There are places within nature which are imbued with magic and beauty. This dissertation explores the numinous or sacred within nature which creates such a hold upon the imagination. The images of enchantment from fairy-faith open the realms of nature as a threshold experience, explored through the research of W.Y. Evans-Wentz and Katherine Briggs. The concept of the invisibles in nature as "Other" is investigated through the ideas of Mary Watkins.
When one steps into these enchanted spaces, one may want to spontaneously sing, dance, or remember a story. Such an enchanted experience signals that the invisibles or fairy-folk may be present. The Irish poet W. B. Yeats wrote that " . . . the beautiful [fairies] are not far away when we are walking in pleasant and quiet places [. . .] I will explore every little nook of some poor coppice with almost anxious footsteps, so deep a hold has this imagination upon me" (Mythologies 64).
A relationship between the human and natural orders of being encourages the imagination of both worlds. As Gaston Bachelard argues, "The imagination gives more than things and actions, it invents new life, new spirit; it opens eyes to new types of vision" (On Poetic Imagination and Reverie 16). The poetic imagination provides a way to enter the mythical spheres of nature. The imagining psyche, as seen through the lens of alchemy, mysticism, and physics, is explored through the work of W. B. Yeats, Mary Oliver, and William Shakespeare. In their works, the poetic imagination creates stories that give visionary form to the invisibles of nature. This study also investigates the figures of Arthurian legend, Merlin and Vivien, in their fairy aspect. Their story of disappearance into the primeval forest provides metaphors for the workings of numinosity within nature, such as the "return to the forest," and the "sacred marriage," explored through the thought of Heinrich Zimmer, Mircea Eliade, C. G. Jung, and Marie Louise von Franz.

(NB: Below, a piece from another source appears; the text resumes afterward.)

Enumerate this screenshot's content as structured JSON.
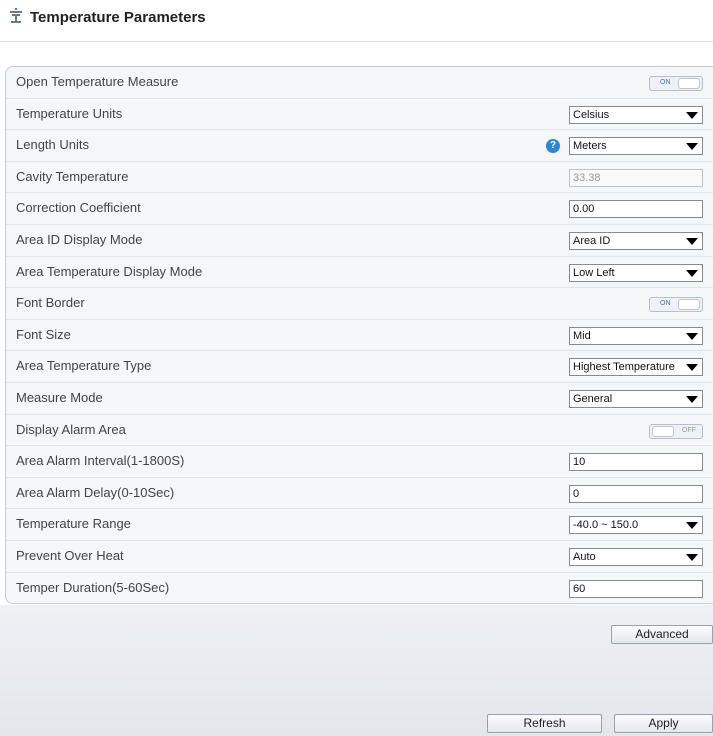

Finally, an accompanying creative component includes a journal of active/guided/shamanic imagination, a journal focusing on travel to Ireland, and a collection of poems, which, taken together, contribute to the exploration of the numinous qualities of nature.
|Commitee:||Slattery, Dennis, Smith, Evans Lansing|
|School:||Pacifica Graduate Institute|
|School Location:||United States -- California|
|Source:||DAI-A 75/02(E), Dissertation Abstracts International|
|Subjects:||Folklore, British and Irish literature, Psychology|
|Keywords:||Fairy-faith, Imagination, Jung, Carl G., Merlin, Mysticism, Numinous, Psyche, Sacred space|
Copyright in each Dissertation and Thesis is retained by the author. All Rights Reserved
The supplemental file or files you are about to download were provided to ProQuest by the author as part of a
dissertation or thesis. The supplemental files are provided "AS IS" without warranty. ProQuest is not responsible for the
content, format or impact on the supplemental file(s) on our system. in some cases, the file type may be unknown or
may be a .exe file. We recommend caution as you open such files.
Copyright of the original materials contained in the supplemental file is retained by the author and your access to the
supplemental files is subject to the ProQuest Terms and Conditions of use.
Depending on the size of the file(s) you are downloading, the system may take some time to download them. Please be